● **Action item**:
From the entries below, copy every line that has the word "icon".

● **Excerpted data**:

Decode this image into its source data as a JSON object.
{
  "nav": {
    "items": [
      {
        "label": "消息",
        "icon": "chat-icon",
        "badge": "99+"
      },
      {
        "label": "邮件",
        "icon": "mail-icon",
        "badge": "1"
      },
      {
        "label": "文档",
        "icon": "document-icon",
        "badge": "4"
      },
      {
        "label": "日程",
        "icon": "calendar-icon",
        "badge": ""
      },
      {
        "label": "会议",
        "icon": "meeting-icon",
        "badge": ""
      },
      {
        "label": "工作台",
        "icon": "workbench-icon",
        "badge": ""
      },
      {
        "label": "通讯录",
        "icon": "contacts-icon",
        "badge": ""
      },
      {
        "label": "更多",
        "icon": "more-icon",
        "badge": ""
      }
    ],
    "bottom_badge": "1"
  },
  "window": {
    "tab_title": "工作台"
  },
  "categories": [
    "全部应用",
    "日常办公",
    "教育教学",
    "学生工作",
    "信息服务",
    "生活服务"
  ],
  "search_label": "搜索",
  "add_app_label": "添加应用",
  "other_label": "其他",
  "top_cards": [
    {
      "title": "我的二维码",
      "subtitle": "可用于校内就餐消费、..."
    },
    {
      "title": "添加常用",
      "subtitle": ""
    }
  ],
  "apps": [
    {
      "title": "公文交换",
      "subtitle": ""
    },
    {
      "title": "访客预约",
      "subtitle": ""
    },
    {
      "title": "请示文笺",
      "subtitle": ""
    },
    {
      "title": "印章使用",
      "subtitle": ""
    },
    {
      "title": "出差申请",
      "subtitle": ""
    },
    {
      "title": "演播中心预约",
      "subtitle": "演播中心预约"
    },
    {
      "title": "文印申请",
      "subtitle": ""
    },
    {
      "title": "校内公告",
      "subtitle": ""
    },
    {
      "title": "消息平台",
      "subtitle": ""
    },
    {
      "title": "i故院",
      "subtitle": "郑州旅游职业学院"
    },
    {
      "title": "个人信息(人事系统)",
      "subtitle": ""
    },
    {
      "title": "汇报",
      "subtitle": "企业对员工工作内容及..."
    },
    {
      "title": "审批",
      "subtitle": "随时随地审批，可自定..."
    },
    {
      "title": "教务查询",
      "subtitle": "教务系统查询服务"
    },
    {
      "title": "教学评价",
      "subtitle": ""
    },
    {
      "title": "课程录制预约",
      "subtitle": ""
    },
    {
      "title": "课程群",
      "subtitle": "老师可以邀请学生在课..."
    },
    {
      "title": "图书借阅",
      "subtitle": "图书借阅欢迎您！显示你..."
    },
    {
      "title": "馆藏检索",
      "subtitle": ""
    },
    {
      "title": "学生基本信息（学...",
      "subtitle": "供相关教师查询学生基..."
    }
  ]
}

● **Reply to the task**:
        "icon": "chat-icon",
        "icon": "mail-icon",
        "icon": "document-icon",
        "icon": "calendar-icon",
        "icon": "meeting-icon",
        "icon": "workbench-icon",
        "icon": "contacts-icon",
        "icon": "more-icon",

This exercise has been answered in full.